> _ASSIGNMENT_: Omit each picture as you copy the entries exactly.

> _Records excerpted from a collection_:
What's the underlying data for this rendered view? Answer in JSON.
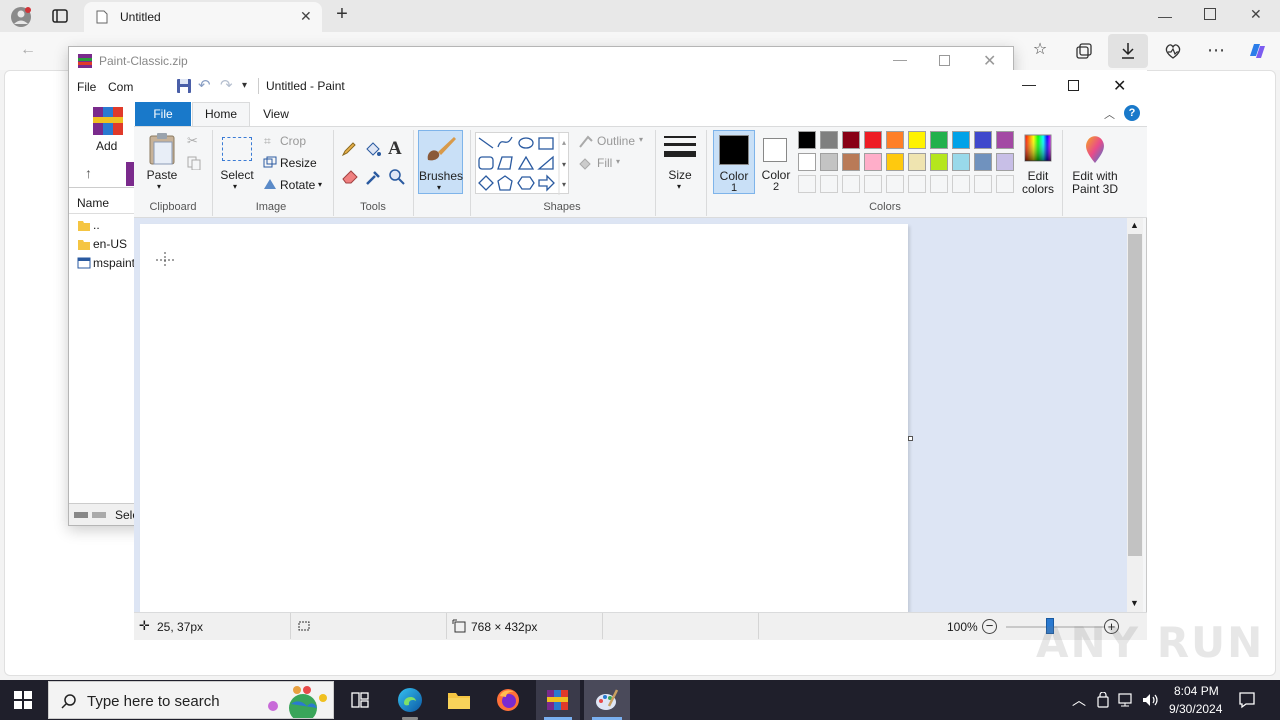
{
  "edge": {
    "tab_title": "Untitled",
    "icons": [
      "profile-icon",
      "tab-actions-icon",
      "new-tab-icon",
      "back-icon",
      "favorites-icon",
      "collections-icon",
      "downloads-icon",
      "browser-essentials-icon",
      "more-icon",
      "copilot-icon"
    ]
  },
  "winrar": {
    "title": "Paint-Classic.zip",
    "menu": [
      "File",
      "Com"
    ],
    "toolbar_add": "Add",
    "column_name": "Name",
    "files": [
      "..",
      "en-US",
      "mspaint"
    ],
    "status_text": "Sele"
  },
  "paint": {
    "title": "Untitled - Paint",
    "tabs": {
      "file": "File",
      "home": "Home",
      "view": "View"
    },
    "clipboard": {
      "paste": "Paste",
      "label": "Clipboard"
    },
    "image": {
      "select": "Select",
      "crop": "Crop",
      "resize": "Resize",
      "rotate": "Rotate",
      "label": "Image"
    },
    "tools": {
      "label": "Tools"
    },
    "brushes": {
      "label": "Brushes"
    },
    "shapes": {
      "outline": "Outline",
      "fill": "Fill",
      "label": "Shapes"
    },
    "size": {
      "label": "Size"
    },
    "colors": {
      "color1_label": "Color",
      "color1_num": "1",
      "color2_label": "Color",
      "color2_num": "2",
      "edit_label": "Edit",
      "edit_label2": "colors",
      "paint3d_label": "Edit with",
      "paint3d_label2": "Paint 3D",
      "label": "Colors",
      "color1": "#000000",
      "color2": "#ffffff",
      "palette_row1": [
        "#000000",
        "#7f7f7f",
        "#880015",
        "#ed1c24",
        "#ff7f27",
        "#fff200",
        "#22b14c",
        "#00a2e8",
        "#3f48cc",
        "#a349a4"
      ],
      "palette_row2": [
        "#ffffff",
        "#c3c3c3",
        "#b97a57",
        "#ffaec9",
        "#ffc90e",
        "#efe4b0",
        "#b5e61d",
        "#99d9ea",
        "#7092be",
        "#c8bfe7"
      ]
    },
    "status": {
      "cursor_pos": "25, 37px",
      "canvas_size": "768 × 432px",
      "zoom": "100%"
    }
  },
  "taskbar": {
    "search_placeholder": "Type here to search",
    "time": "8:04 PM",
    "date": "9/30/2024"
  },
  "watermark": "ANY RUN"
}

> _TASK SOLUTION_:
What's the underlying data for this rendered view? Answer in JSON.
{
  "edge": {
    "tab_title": "Untitled",
    "icons": [
      "profile-icon",
      "tab-actions-icon",
      "new-tab-icon",
      "back-icon",
      "favorites-icon",
      "collections-icon",
      "downloads-icon",
      "browser-essentials-icon",
      "more-icon",
      "copilot-icon"
    ]
  },
  "winrar": {
    "title": "Paint-Classic.zip",
    "menu": [
      "File",
      "Com"
    ],
    "toolbar_add": "Add",
    "column_name": "Name",
    "files": [
      "..",
      "en-US",
      "mspaint"
    ],
    "status_text": "Sele"
  },
  "paint": {
    "title": "Untitled - Paint",
    "tabs": {
      "file": "File",
      "home": "Home",
      "view": "View"
    },
    "clipboard": {
      "paste": "Paste",
      "label": "Clipboard"
    },
    "image": {
      "select": "Select",
      "crop": "Crop",
      "resize": "Resize",
      "rotate": "Rotate",
      "label": "Image"
    },
    "tools": {
      "label": "Tools"
    },
    "brushes": {
      "label": "Brushes"
    },
    "shapes": {
      "outline": "Outline",
      "fill": "Fill",
      "label": "Shapes"
    },
    "size": {
      "label": "Size"
    },
    "colors": {
      "color1_label": "Color",
      "color1_num": "1",
      "color2_label": "Color",
      "color2_num": "2",
      "edit_label": "Edit",
      "edit_label2": "colors",
      "paint3d_label": "Edit with",
      "paint3d_label2": "Paint 3D",
      "label": "Colors",
      "color1": "#000000",
      "color2": "#ffffff",
      "palette_row1": [
        "#000000",
        "#7f7f7f",
        "#880015",
        "#ed1c24",
        "#ff7f27",
        "#fff200",
        "#22b14c",
        "#00a2e8",
        "#3f48cc",
        "#a349a4"
      ],
      "palette_row2": [
        "#ffffff",
        "#c3c3c3",
        "#b97a57",
        "#ffaec9",
        "#ffc90e",
        "#efe4b0",
        "#b5e61d",
        "#99d9ea",
        "#7092be",
        "#c8bfe7"
      ]
    },
    "status": {
      "cursor_pos": "25, 37px",
      "canvas_size": "768 × 432px",
      "zoom": "100%"
    }
  },
  "taskbar": {
    "search_placeholder": "Type here to search",
    "time": "8:04 PM",
    "date": "9/30/2024"
  },
  "watermark": "ANY RUN"
}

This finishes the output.